Boiling water is one of the most effective ways for residents to protect themselves from a bacterial infection because E. Coli cannot survive the boiling temperature of water, 212° F.
When the boil orders are in effect, water should be boiled for at least one minute before drinking, washing dishes, brushing teeth, washing fruits and vegetables, making ice and handwashing. Bottled water can also be used for the mentioned tasks. Water will not need to be boiled before showering, bathing or doing laundry. Boil orders will remain in effect for 48 hours after the boil order starts.
The city will periodically issue boil orders until the completion of the main replacement in July. The boil orders will be issued approximately once every two to three weeks, according to public works employee Tim Garrett. Citizens will be notified at least 24 hours in advance of the boil order. The city will inform the public about boil orders through these sources:
• KHAWK, 98.1 FM
• The North English Web site: http://showcase.netins.net/web/noreng
• The English Valleys School Web site: http://www.english-valleys.k12.ia.us/index.html
• The community EVents page: http://www.english-valleys.k12.ia.us/EVents/EVents.html
• North English Hotline – 319-664-2489 (CITY)
The boil orders will apply to all households, businesses, and institutions in North English.
Garrett emphasized the city’s monthly water samples have not tested positive for E. Coli or total coliform and that the city is issuing boil orders just in case of potential contamination.

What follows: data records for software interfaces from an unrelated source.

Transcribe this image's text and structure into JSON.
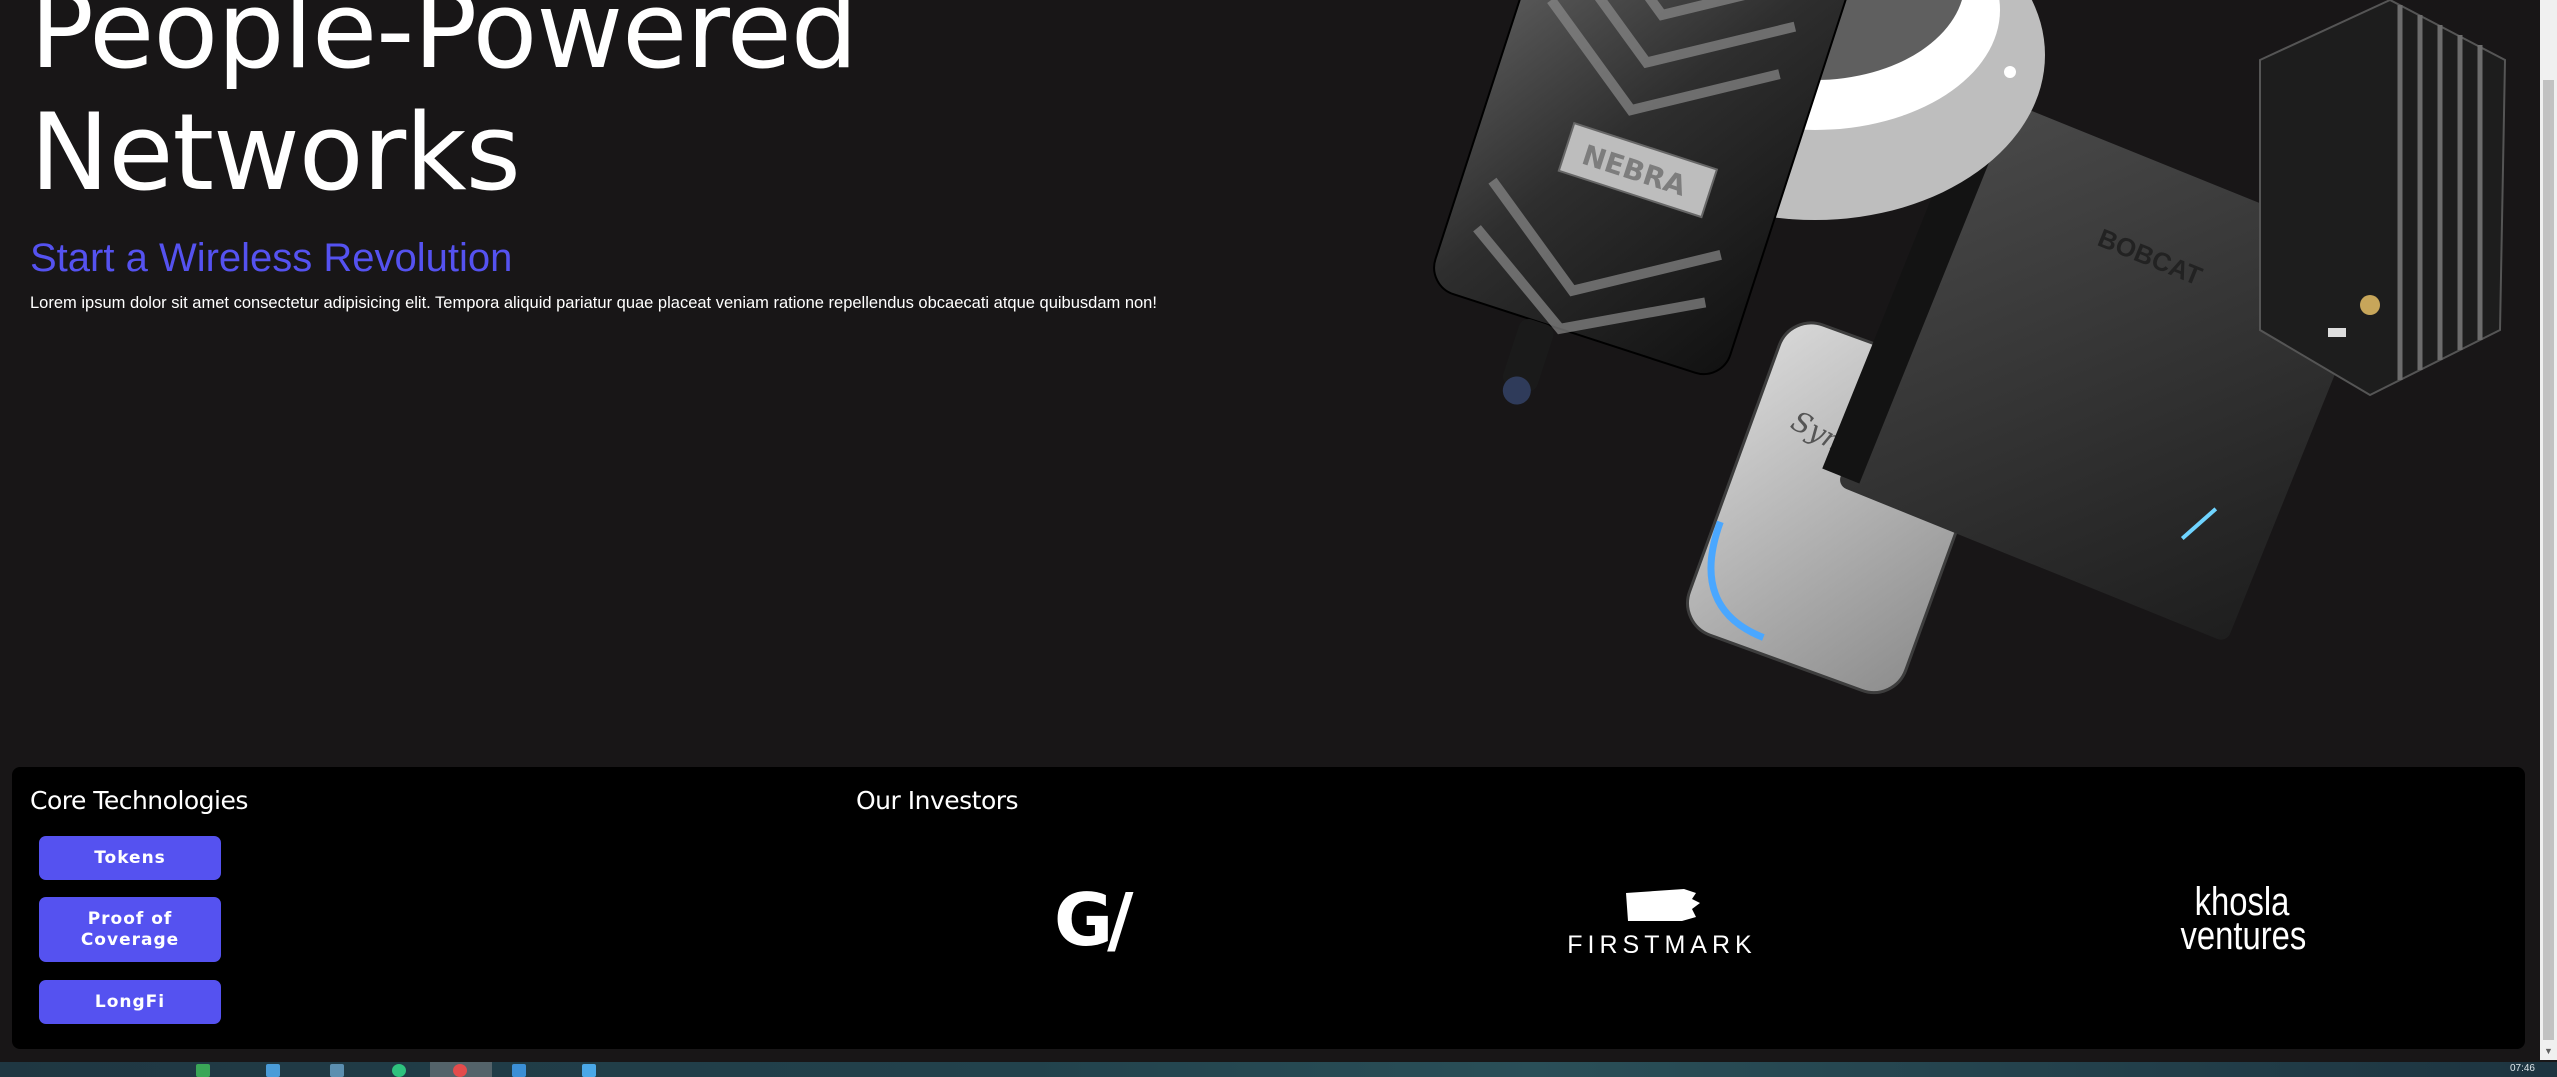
{
  "hero": {
    "title_line1": "People-Powered",
    "title_line2": "Networks",
    "subtitle": "Start a Wireless Revolution",
    "body": "Lorem ipsum dolor sit amet consectetur adipisicing elit. Tempora aliquid pariatur quae placeat veniam ratione repellendus obcaecati atque quibusdam non!"
  },
  "devices": {
    "nebra_label": "NEBRA",
    "bobcat_label": "BOBCAT",
    "synclabs_label": "SyncroBit"
  },
  "technologies": {
    "title": "Core Technologies",
    "buttons": [
      "Tokens",
      "Proof of Coverage",
      "LongFi"
    ]
  },
  "investors": {
    "title": "Our Investors",
    "gv": "G/",
    "firstmark": "FIRSTMARK",
    "khosla_line1": "khosla",
    "khosla_line2": "ventures"
  },
  "taskbar": {
    "clock": "07:46"
  },
  "colors": {
    "accent": "#5552f0",
    "background": "#181617",
    "panel": "#000000"
  }
}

“It’s not that the city or Volkens Excavation, Inc., has done anything wrong. It’s that there’s a chance of contamination, and with two schools and a care center, we’d prefer not to take that chance,” Garrett said.
Web Manager - Scott Romine